“I just happened to bump into one of these SWAT team members outside the classified briefing room in the Capitol,” McCaul said on CNN’s “The Lead with Jake Tapper.” 

“And he told me about how—and I heard this firsthand—that his commanding SWAT team officer told them to stand down, that they were there eating breakfast and that he told them to stand down,” said McCaul, who promised his committee would hold hearings on responses to emergency situations and government clearances.

Washington’s police union is investigating reports that members of the U.S. Capitol Police force were told to stand down instead of engaging the shooter involved in the attack. They were reportedly some of the first people at the scene who could handle the gunman.  

“That's obviously of great concern when you have a SWAT team that close by that could respond to the situation,” McCaul said. 

The Navy Yard is about 1.5 miles from the Capitol. 

A number of other reports have also surfaced that say first responders’ radios malfunctioned when they were on the scene of last week’s massacre. 

Reps. Henry Waxman (D-Calif.) and Anna Eshoo (D-Calif.) sent a letter to the Federal Communications Commission Monday and another agency requesting that they look into these reports. 

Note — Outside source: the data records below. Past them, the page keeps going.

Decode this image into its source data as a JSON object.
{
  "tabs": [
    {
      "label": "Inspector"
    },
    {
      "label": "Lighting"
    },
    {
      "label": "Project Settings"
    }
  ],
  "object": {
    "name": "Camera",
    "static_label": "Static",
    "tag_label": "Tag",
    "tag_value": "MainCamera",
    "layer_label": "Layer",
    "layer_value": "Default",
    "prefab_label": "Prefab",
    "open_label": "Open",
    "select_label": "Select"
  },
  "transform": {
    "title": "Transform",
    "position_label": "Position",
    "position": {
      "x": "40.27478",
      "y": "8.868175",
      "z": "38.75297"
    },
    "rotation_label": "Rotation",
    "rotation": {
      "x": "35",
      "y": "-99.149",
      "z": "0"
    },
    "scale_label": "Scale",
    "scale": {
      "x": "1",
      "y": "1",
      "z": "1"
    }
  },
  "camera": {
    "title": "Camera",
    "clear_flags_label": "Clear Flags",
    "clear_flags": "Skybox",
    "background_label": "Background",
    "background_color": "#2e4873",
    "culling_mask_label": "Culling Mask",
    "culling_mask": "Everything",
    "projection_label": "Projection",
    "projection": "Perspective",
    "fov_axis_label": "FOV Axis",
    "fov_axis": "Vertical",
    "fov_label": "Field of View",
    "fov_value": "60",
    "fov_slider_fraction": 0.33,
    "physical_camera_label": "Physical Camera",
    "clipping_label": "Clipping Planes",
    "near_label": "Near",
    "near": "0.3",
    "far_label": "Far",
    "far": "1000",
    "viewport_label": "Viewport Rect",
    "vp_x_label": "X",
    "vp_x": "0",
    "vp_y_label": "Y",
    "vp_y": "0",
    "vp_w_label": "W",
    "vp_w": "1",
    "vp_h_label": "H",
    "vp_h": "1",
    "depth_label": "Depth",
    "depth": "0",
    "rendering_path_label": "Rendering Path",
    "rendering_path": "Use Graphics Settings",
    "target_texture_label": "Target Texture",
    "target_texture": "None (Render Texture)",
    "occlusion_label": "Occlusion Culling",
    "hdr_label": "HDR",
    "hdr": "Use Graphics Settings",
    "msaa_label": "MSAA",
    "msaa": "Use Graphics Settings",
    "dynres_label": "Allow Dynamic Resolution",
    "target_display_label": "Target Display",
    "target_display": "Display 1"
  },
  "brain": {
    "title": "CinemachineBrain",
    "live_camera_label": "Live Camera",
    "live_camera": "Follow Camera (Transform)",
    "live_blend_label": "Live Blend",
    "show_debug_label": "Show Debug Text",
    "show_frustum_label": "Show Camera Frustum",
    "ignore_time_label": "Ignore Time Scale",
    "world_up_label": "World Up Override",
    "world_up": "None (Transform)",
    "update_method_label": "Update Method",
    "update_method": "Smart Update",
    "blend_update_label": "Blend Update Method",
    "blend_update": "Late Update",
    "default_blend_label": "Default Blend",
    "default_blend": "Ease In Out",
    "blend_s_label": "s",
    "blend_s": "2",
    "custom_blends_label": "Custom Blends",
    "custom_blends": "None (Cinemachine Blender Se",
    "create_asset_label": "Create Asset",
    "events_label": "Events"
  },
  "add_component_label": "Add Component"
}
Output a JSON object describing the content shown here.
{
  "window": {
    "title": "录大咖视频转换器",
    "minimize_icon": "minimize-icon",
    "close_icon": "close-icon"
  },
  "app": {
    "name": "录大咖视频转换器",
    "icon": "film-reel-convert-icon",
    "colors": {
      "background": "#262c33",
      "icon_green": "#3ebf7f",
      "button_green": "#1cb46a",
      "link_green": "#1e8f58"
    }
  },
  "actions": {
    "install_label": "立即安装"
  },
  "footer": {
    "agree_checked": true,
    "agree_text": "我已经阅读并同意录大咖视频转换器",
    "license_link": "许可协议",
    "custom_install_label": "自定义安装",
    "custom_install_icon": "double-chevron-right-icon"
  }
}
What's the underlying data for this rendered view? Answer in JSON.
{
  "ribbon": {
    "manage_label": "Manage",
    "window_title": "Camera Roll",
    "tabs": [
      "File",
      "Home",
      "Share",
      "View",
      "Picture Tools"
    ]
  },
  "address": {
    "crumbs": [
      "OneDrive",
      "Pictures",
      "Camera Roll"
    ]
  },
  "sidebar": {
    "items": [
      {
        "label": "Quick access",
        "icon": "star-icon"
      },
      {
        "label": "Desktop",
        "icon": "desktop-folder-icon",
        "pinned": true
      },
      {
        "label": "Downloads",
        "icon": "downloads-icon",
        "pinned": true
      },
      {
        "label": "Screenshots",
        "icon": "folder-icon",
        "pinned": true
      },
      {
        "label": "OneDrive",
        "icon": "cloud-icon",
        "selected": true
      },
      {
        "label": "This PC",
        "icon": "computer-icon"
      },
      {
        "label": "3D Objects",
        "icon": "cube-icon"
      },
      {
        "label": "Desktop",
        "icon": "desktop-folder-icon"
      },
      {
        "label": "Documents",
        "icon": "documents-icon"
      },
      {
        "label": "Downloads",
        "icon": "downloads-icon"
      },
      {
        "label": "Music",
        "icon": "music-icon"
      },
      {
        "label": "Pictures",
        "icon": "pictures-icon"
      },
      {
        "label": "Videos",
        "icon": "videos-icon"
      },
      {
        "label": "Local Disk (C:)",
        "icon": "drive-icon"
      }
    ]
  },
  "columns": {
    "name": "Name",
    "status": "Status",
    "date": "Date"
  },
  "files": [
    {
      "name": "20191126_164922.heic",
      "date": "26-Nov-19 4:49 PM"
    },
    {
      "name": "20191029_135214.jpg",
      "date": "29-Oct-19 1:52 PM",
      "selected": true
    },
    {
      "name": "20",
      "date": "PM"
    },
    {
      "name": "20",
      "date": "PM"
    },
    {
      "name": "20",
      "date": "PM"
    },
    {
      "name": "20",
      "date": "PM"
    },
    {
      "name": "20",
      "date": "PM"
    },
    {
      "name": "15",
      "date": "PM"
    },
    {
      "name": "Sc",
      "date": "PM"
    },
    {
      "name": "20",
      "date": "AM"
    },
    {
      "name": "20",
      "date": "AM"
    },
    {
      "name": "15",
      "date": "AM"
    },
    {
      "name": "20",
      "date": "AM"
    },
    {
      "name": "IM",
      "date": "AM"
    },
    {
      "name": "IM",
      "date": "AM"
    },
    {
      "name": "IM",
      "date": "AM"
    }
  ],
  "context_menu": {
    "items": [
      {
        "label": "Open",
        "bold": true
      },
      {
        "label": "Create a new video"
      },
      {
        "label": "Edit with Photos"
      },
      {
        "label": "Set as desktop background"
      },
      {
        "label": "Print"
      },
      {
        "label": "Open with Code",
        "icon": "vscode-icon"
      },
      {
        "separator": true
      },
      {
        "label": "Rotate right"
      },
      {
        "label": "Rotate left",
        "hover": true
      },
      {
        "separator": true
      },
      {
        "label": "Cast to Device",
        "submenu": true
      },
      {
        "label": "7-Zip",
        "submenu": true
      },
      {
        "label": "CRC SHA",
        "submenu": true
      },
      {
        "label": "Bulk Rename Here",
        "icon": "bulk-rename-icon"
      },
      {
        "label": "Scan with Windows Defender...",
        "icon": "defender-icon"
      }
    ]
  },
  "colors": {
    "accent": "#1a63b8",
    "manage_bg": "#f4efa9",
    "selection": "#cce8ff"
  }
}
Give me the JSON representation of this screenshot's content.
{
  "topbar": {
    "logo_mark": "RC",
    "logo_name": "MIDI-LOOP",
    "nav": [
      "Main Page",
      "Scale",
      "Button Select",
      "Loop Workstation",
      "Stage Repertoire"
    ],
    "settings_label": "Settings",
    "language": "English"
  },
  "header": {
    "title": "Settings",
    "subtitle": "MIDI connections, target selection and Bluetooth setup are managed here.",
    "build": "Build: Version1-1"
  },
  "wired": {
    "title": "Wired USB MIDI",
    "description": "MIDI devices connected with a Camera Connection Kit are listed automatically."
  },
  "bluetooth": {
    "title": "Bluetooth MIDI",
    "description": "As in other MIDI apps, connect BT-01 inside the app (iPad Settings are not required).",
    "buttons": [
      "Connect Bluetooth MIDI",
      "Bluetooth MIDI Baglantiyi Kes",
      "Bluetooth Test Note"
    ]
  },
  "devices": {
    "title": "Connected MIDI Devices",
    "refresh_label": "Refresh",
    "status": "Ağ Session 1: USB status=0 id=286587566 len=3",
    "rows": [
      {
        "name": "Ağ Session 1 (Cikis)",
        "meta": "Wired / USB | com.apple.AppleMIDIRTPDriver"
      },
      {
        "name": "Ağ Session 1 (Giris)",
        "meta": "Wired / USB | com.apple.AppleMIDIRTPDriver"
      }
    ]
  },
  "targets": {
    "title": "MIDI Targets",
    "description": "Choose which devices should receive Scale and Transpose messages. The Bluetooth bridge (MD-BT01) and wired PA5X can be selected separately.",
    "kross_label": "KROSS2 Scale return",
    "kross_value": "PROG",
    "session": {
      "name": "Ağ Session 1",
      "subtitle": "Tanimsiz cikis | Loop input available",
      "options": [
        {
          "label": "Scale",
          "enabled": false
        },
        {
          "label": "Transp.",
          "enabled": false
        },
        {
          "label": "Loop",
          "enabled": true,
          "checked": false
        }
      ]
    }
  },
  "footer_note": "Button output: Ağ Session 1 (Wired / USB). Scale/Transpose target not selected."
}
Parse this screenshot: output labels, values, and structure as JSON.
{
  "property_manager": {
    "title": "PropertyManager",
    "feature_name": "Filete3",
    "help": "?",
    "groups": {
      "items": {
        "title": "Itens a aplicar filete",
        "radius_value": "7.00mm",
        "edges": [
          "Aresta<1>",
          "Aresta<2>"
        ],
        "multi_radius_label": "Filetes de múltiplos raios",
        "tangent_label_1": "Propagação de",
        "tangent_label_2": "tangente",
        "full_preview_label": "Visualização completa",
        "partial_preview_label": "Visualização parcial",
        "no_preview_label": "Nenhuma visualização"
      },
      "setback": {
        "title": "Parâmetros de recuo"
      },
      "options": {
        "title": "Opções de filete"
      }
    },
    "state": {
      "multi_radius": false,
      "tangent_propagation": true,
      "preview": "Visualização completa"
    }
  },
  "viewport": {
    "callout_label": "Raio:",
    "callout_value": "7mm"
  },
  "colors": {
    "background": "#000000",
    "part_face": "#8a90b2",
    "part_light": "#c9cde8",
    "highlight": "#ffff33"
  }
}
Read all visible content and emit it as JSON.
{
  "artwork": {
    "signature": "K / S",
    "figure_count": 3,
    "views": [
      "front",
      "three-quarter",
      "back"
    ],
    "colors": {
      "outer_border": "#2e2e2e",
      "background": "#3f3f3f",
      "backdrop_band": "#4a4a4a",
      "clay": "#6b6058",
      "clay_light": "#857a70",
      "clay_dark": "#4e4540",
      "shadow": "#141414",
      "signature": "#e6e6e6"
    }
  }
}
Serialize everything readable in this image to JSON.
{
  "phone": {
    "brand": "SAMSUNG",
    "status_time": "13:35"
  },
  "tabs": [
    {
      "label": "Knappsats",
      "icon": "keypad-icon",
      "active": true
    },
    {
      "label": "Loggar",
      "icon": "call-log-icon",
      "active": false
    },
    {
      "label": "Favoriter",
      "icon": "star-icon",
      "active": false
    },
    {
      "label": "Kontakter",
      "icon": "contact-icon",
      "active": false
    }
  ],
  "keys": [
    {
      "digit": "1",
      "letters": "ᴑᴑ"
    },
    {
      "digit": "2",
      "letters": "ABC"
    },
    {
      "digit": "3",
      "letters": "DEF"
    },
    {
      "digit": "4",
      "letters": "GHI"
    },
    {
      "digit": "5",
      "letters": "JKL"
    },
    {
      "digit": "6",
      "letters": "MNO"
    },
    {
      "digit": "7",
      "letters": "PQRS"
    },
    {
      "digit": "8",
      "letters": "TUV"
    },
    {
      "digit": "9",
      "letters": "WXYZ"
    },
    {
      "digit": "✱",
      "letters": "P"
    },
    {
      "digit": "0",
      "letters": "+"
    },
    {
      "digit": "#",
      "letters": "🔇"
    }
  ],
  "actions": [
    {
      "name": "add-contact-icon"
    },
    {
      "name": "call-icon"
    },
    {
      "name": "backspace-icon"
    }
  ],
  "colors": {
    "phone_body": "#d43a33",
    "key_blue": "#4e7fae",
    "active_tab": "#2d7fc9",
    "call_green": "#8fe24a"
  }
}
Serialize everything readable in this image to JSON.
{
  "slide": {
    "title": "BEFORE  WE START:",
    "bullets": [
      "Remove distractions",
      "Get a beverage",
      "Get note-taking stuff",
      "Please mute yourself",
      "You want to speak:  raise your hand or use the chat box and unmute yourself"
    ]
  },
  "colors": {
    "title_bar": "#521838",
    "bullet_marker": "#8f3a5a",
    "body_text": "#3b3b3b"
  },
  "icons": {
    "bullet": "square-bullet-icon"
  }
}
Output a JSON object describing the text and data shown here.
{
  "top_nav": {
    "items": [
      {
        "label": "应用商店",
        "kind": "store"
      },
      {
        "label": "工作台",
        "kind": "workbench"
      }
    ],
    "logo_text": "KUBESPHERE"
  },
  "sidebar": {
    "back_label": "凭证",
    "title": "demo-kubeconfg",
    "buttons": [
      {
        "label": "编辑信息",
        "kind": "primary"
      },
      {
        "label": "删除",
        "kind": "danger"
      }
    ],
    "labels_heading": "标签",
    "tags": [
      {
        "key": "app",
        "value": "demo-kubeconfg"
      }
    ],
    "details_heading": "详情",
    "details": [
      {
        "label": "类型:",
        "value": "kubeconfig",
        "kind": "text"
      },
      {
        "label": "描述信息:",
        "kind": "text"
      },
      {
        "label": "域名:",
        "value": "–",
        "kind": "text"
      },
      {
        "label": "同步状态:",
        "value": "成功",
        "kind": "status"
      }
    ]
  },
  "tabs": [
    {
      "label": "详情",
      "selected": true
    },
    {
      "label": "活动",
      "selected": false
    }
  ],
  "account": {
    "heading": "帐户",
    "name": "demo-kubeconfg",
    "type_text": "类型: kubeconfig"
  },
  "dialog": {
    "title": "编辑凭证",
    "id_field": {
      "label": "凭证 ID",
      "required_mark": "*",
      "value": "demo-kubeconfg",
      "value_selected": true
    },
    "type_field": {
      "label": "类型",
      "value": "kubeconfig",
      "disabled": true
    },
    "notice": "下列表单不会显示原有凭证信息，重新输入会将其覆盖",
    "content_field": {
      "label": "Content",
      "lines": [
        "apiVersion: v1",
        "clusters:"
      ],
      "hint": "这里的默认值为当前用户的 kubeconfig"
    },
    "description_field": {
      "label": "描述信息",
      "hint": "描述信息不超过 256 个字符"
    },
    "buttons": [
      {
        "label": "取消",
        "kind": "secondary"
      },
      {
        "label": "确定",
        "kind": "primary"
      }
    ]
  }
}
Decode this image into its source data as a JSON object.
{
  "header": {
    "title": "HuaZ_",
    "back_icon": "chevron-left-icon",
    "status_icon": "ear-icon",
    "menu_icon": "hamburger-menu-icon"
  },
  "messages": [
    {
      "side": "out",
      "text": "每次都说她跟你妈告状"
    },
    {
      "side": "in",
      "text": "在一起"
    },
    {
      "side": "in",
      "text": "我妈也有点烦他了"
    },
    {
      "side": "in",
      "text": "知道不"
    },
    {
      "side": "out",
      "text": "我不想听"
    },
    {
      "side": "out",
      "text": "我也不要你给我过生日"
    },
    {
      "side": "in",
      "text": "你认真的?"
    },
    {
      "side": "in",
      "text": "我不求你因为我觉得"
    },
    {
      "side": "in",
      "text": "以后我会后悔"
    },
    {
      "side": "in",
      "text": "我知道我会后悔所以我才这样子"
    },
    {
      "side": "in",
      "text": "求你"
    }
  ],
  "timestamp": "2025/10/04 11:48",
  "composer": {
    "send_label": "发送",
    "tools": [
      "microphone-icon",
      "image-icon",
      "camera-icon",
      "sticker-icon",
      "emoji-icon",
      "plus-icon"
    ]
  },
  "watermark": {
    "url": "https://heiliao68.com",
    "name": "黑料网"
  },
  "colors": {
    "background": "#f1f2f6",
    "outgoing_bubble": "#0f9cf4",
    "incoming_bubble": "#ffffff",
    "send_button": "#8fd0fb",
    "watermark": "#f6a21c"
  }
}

Asked whether he’s concerned about these issues, McCaul said, “This long after 9/11, the idea that we’re not interoperable is really inexcusable.”